He had proved himself by 1587, at which date he was living and working on Rue Chartière in Paris. For religous reasons, as a Huguenot he fled Paris in 1588 and spent a year elsewhere in France. From 1590 to 1594 he took refuge in Tours, where he worked with the publisher and cartographer Maurice Bouguereau (15??–1596), who created Le Theatre Francoys, the first atlas of France. Le Clerc later worked at several different addresses in Paris - on Rue Saint-Jean-de-Latran until 1610 and then on Rue Saint-Jacques until 1621/24.
Jean Le Clerc's publications included portraits, maps, contemporary news events and other engravings by Jacques Granthomme (1560–1613), Pierre Firens (1580–1636) and Léonard Gaultier (1561–1635). He collaborated with the Dutch printmaker Thomas de Leu (1560–1612) to produce a collection of 179 biblical scenes, allegories, calendar pages and other works, probably published in 1606. They both produced engravings for it themselves as well as using works by Justus Sadeler (1580–1620), Isaac Briot (1585–1670) and Nicolas Briot (1579–1646).

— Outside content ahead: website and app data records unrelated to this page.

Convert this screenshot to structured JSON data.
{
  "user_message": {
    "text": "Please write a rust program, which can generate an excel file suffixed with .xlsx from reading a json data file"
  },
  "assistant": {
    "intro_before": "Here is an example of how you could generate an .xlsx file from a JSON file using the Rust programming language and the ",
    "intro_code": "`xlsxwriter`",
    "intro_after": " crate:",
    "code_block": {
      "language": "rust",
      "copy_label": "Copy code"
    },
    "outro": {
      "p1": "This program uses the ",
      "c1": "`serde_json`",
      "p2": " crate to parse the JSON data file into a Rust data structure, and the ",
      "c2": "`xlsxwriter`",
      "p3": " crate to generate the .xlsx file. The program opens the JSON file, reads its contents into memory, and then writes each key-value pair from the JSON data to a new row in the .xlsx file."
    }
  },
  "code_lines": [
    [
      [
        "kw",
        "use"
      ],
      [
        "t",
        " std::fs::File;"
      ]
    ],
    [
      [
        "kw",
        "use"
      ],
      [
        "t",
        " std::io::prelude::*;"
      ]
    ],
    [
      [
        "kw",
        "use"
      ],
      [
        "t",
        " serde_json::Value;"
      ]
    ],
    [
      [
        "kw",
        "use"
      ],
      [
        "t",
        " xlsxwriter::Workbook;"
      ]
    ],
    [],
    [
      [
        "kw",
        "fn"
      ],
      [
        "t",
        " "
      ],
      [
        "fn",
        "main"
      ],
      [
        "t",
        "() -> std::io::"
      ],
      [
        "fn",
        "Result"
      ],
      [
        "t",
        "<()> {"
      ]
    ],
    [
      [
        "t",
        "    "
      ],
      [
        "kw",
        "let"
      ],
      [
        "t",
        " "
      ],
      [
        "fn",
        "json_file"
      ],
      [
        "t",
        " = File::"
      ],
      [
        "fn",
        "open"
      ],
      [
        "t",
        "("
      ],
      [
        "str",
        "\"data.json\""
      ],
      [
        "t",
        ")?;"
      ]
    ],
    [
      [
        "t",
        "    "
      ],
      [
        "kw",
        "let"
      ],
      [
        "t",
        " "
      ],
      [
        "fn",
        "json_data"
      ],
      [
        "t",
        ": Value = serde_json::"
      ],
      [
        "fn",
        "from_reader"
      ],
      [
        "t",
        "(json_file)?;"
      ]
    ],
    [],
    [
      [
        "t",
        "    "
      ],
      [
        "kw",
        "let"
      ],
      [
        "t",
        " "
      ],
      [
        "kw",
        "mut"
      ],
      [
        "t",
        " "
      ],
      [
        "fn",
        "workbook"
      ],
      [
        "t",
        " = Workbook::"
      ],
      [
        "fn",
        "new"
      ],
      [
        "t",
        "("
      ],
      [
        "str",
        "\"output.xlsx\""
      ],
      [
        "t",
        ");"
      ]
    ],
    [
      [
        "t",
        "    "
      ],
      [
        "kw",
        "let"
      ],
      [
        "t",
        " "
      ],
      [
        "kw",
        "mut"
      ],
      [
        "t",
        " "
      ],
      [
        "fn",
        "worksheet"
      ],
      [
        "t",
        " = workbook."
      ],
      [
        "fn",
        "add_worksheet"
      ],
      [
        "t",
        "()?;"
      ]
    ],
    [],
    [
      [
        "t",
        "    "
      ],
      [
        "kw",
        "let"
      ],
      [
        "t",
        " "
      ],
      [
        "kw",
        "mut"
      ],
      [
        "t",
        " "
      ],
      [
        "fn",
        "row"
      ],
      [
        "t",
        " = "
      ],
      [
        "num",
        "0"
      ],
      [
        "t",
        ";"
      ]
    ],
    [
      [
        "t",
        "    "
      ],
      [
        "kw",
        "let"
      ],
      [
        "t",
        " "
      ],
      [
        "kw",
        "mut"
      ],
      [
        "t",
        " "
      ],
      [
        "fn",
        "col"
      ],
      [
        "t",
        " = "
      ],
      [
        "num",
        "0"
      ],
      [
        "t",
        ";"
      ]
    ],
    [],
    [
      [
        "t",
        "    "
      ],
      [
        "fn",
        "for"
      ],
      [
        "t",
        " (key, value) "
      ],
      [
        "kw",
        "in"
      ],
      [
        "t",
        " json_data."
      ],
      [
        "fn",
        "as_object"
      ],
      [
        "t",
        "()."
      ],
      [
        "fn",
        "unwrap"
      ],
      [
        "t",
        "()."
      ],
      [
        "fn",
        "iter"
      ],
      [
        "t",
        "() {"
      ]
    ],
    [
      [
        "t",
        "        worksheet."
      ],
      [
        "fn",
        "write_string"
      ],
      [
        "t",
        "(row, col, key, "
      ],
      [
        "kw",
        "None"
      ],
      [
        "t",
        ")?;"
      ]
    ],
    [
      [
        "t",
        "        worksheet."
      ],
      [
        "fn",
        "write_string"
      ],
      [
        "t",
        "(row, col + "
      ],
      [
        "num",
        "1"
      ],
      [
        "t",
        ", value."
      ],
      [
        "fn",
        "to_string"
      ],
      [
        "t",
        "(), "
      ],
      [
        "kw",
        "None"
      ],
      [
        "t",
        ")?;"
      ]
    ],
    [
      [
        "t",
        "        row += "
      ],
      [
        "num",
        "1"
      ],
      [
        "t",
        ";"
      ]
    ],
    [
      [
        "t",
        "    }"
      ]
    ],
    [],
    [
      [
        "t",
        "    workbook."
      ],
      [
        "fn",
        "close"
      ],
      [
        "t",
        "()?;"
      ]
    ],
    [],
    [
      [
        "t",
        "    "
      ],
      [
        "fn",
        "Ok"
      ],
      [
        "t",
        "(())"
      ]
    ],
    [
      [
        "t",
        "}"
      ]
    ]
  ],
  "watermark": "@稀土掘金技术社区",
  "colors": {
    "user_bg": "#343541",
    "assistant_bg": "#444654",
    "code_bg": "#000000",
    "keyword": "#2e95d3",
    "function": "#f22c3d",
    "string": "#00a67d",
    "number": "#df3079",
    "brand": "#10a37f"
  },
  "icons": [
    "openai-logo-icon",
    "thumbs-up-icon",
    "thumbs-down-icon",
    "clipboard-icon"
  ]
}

On December 20, 1619 Le Clerc was granted a six-year royal concession to "engrave maps of the provinces of France and portraits of patriarchs and princes of the Hebrew people, with a chronological history". In 1620 he published his Le Théâtre géographique du Royaume de France, including newer plates as well as reworked plates from Bouguereau's work. The new plates were produced by artists such as Jean Fayen (1530–1616), Jodocus Hondius (1563–1612), Salomon Rogiers (1592–1640) and Hugues Picart (1587–1664). It went through several editions and Jean Le Clerc V continued to reissue it after his father's death.